Varadkar wants to double Ireland’s global presence
Taoiseach unveils plans for more diplomatic staff, embassies and agencies worldwide
Double Irish: Leo Varadkar TD outlined his “Ireland’s Global Footprint 2025” plan at an Enterprise Ireland breakfast in Toronto during his official visit to Canada
Ireland’s international presence will be doubled in less than a decade through increased diplomatic staff and a greater number of embassies and agencies, Taoiseach Leo Varadkar has said.
Mr Varadkar said he wants to double Ireland’s representation around the world through its network of embassies and agencies focusing on investment, tourism, culture and food.
In his speech, Mr Varadkar said he wanted to outline “Ireland’s place in the world in the years ahead” and sought to cast his announcement as a “major statement on Ireland’s future foreign policy”.
“Ireland is emerging from what has been a lost decade for many of our citizens, and it is clear to me that we are emerging with a greater sense of self-confidence and ambition for what we can do as a country,” he said.
“That national self-confidence requires that we always be ambitious, visible and active in promoting the interests of our nation on the international stage.”
He said to fulfil the ambition of Ireland as “an island at the centre of the world . . . we need to greatly increase our international presence.”
Mr Varadkar said his new plan will set out milestones between now and its completion, and will outline the benefits it will bring in “greater investment, tourism and trade; stronger links with our diaspora and increased cultural exchange”.
“This is a country where we really do get huge value for limited resources and where I – and I imagine everyone in this room – can clearly see what the benefits would be from an increased diplomatic and agency presence.”
The Taoiseach said that “some nations have lost their sense of place and self-confidence in this interdependent world of ours”, but added that Ireland and Canada “retain a strong and deep commitment to openness, multilateralism, individual freedom and free trade”.
He claimed he and Canadian prime minister Justin Trudeau are both “convinced that this is a genuine moment of opportunity for our two countries”.
The cost of the new plan will not be known until the plan is finalised this year, and in some cases could be the allocation of new staff to existing missions or offices, and other cases opening new offices entirely.
Mr Varadkar gave the example of New Zealand, where there is no Irish embassy, and the fact that the IDA has no presence in Canada, an area that will be addressed by the strategy. He added there is no permanent Irish representation in important cities such as Los Angeles and Mumbai.
“In part we need it as response to Brexit. Because of Brexit, Ireland needs to get out there in the world a bit more, expand our markets, let other parts of the world know about our culture.

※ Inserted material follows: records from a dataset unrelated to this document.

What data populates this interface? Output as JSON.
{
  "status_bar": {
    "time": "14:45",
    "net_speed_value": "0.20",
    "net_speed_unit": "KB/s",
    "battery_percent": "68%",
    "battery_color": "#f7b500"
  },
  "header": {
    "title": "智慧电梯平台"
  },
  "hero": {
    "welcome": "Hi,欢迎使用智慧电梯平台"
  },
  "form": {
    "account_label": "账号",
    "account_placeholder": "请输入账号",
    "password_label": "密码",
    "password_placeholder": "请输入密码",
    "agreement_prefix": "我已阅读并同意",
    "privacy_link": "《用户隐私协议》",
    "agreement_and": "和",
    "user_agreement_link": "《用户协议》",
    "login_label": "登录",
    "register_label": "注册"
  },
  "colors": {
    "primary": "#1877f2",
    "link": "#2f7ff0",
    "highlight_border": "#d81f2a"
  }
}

“But even if Brexit wasn’t happening, we should do it anyway because it makes sense. If you compare us to similar-sized countries like Denmark, for example, they have a much greater presence around the world than we do and we should be trying to catch up with that.”